● **TASK PROMPT**
Copy out every line in the entries below that includes "Bibliographies".

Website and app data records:
════════════════════

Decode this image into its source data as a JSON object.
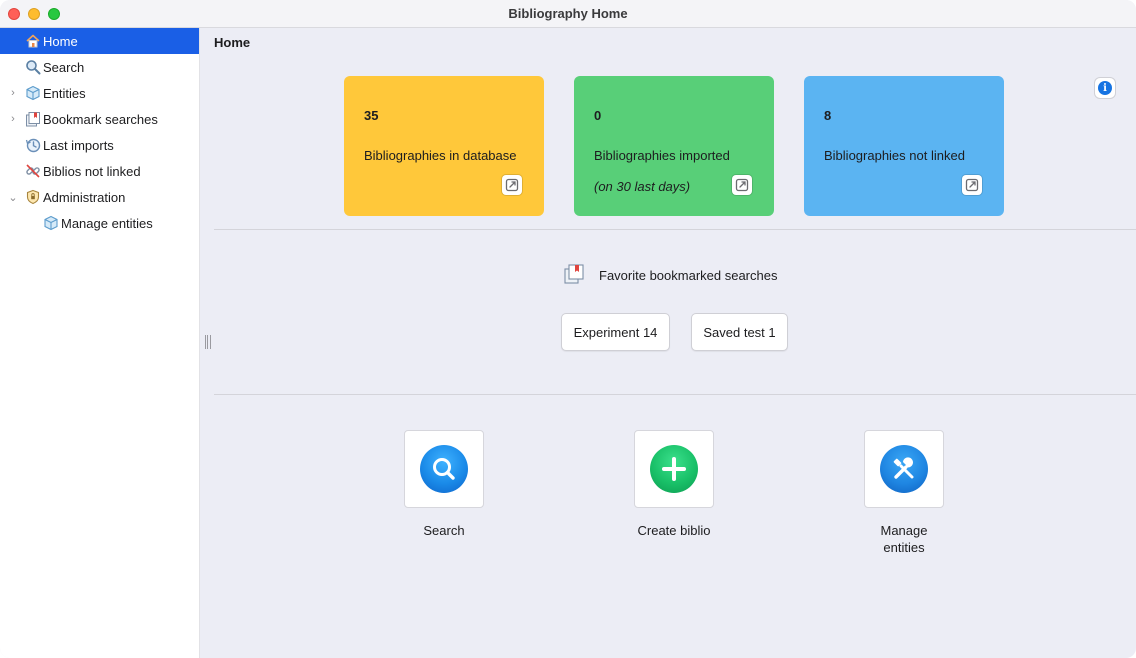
{
  "window": {
    "title": "Bibliography Home"
  },
  "sidebar": {
    "items": [
      {
        "label": "Home",
        "icon": "home-icon",
        "selected": true,
        "disclosure": ""
      },
      {
        "label": "Search",
        "icon": "search-icon",
        "selected": false,
        "disclosure": ""
      },
      {
        "label": "Entities",
        "icon": "cube-icon",
        "selected": false,
        "disclosure": "›"
      },
      {
        "label": "Bookmark searches",
        "icon": "bookmark-icon",
        "selected": false,
        "disclosure": "›"
      },
      {
        "label": "Last imports",
        "icon": "history-icon",
        "selected": false,
        "disclosure": ""
      },
      {
        "label": "Biblios not linked",
        "icon": "broken-link-icon",
        "selected": false,
        "disclosure": ""
      },
      {
        "label": "Administration",
        "icon": "shield-icon",
        "selected": false,
        "disclosure": "⌄"
      },
      {
        "label": "Manage entities",
        "icon": "cube-icon",
        "selected": false,
        "disclosure": ""
      }
    ]
  },
  "main": {
    "title": "Home",
    "stats": [
      {
        "count": "35",
        "label": "Bibliographies in database",
        "sub": "",
        "color": "#ffc83a"
      },
      {
        "count": "0",
        "label": "Bibliographies imported",
        "sub": "(on 30 last days)",
        "color": "#58cf78"
      },
      {
        "count": "8",
        "label": "Bibliographies not linked",
        "sub": "",
        "color": "#5bb4f2"
      }
    ],
    "favorites": {
      "label": "Favorite bookmarked searches",
      "buttons": [
        "Experiment 14",
        "Saved test 1"
      ]
    },
    "actions": [
      {
        "label": "Search",
        "icon": "search-icon",
        "color": "#1a8ae8"
      },
      {
        "label": "Create biblio",
        "icon": "plus-icon",
        "color": "#19c068"
      },
      {
        "label": "Manage entities",
        "icon": "tools-icon",
        "color": "#1f86e2"
      }
    ]
  }
}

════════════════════

● **WRITTEN ANSWER**
        "label": "Bibliographies in database",
        "label": "Bibliographies imported",
        "label": "Bibliographies not linked",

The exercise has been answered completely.